• Excerpted records
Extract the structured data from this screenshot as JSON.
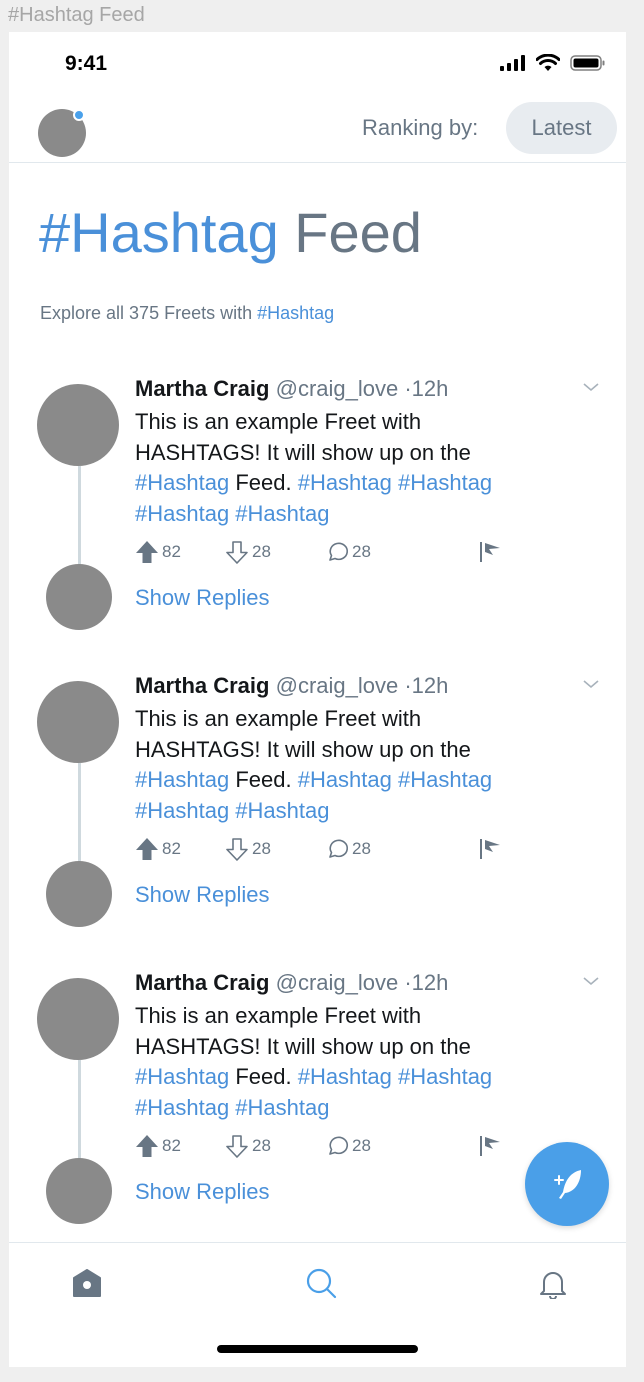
{
  "frame_title": "#Hashtag Feed",
  "status_bar": {
    "time": "9:41"
  },
  "topbar": {
    "ranking_label": "Ranking by:",
    "ranking_value": "Latest"
  },
  "heading": {
    "hash": "#Hashtag",
    "word": "Feed"
  },
  "explore": {
    "prefix": "Explore all 375 Freets with",
    "tag": "#Hashtag"
  },
  "freets": [
    {
      "name": "Martha Craig",
      "handle": "@craig_love",
      "time": "·12h",
      "text_lines": [
        "This is an example Freet with",
        "HASHTAGS! It will show up on the"
      ],
      "tag_feed": "#Hashtag",
      "feed_word": "Feed.",
      "tags_line3": "#Hashtag #Hashtag",
      "tags_line4": "#Hashtag #Hashtag",
      "upvotes": "82",
      "downvotes": "28",
      "replies": "28",
      "show_replies": "Show Replies"
    },
    {
      "name": "Martha Craig",
      "handle": "@craig_love",
      "time": "·12h",
      "text_lines": [
        "This is an example Freet with",
        "HASHTAGS! It will show up on the"
      ],
      "tag_feed": "#Hashtag",
      "feed_word": "Feed.",
      "tags_line3": "#Hashtag #Hashtag",
      "tags_line4": "#Hashtag #Hashtag",
      "upvotes": "82",
      "downvotes": "28",
      "replies": "28",
      "show_replies": "Show Replies"
    },
    {
      "name": "Martha Craig",
      "handle": "@craig_love",
      "time": "·12h",
      "text_lines": [
        "This is an example Freet with",
        "HASHTAGS! It will show up on the"
      ],
      "tag_feed": "#Hashtag",
      "feed_word": "Feed.",
      "tags_line3": "#Hashtag #Hashtag",
      "tags_line4": "#Hashtag #Hashtag",
      "upvotes": "82",
      "downvotes": "28",
      "replies": "28",
      "show_replies": "Show Replies"
    }
  ],
  "icons": {
    "status": [
      "signal-icon",
      "wifi-icon",
      "battery-icon"
    ],
    "freet_actions": [
      "upvote-icon",
      "downvote-icon",
      "reply-icon",
      "flag-icon"
    ],
    "fab": "compose-feather-icon",
    "tabs": [
      "home-icon",
      "search-icon",
      "bell-icon"
    ]
  },
  "colors": {
    "accent": "#4a90d9",
    "muted": "#687684",
    "avatar": "#8a8a8a",
    "fab": "#4a9fe8"
  }
}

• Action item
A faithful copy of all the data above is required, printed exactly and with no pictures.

• Solution to the problem
Extract the structured data from this screenshot as JSON.
{
  "frame_title": "#Hashtag Feed",
  "status_bar": {
    "time": "9:41"
  },
  "topbar": {
    "ranking_label": "Ranking by:",
    "ranking_value": "Latest"
  },
  "heading": {
    "hash": "#Hashtag",
    "word": "Feed"
  },
  "explore": {
    "prefix": "Explore all 375 Freets with",
    "tag": "#Hashtag"
  },
  "freets": [
    {
      "name": "Martha Craig",
      "handle": "@craig_love",
      "time": "·12h",
      "text_lines": [
        "This is an example Freet with",
        "HASHTAGS! It will show up on the"
      ],
      "tag_feed": "#Hashtag",
      "feed_word": "Feed.",
      "tags_line3": "#Hashtag #Hashtag",
      "tags_line4": "#Hashtag #Hashtag",
      "upvotes": "82",
      "downvotes": "28",
      "replies": "28",
      "show_replies": "Show Replies"
    },
    {
      "name": "Martha Craig",
      "handle": "@craig_love",
      "time": "·12h",
      "text_lines": [
        "This is an example Freet with",
        "HASHTAGS! It will show up on the"
      ],
      "tag_feed": "#Hashtag",
      "feed_word": "Feed.",
      "tags_line3": "#Hashtag #Hashtag",
      "tags_line4": "#Hashtag #Hashtag",
      "upvotes": "82",
      "downvotes": "28",
      "replies": "28",
      "show_replies": "Show Replies"
    },
    {
      "name": "Martha Craig",
      "handle": "@craig_love",
      "time": "·12h",
      "text_lines": [
        "This is an example Freet with",
        "HASHTAGS! It will show up on the"
      ],
      "tag_feed": "#Hashtag",
      "feed_word": "Feed.",
      "tags_line3": "#Hashtag #Hashtag",
      "tags_line4": "#Hashtag #Hashtag",
      "upvotes": "82",
      "downvotes": "28",
      "replies": "28",
      "show_replies": "Show Replies"
    }
  ],
  "icons": {
    "status": [
      "signal-icon",
      "wifi-icon",
      "battery-icon"
    ],
    "freet_actions": [
      "upvote-icon",
      "downvote-icon",
      "reply-icon",
      "flag-icon"
    ],
    "fab": "compose-feather-icon",
    "tabs": [
      "home-icon",
      "search-icon",
      "bell-icon"
    ]
  },
  "colors": {
    "accent": "#4a90d9",
    "muted": "#687684",
    "avatar": "#8a8a8a",
    "fab": "#4a9fe8"
  }
}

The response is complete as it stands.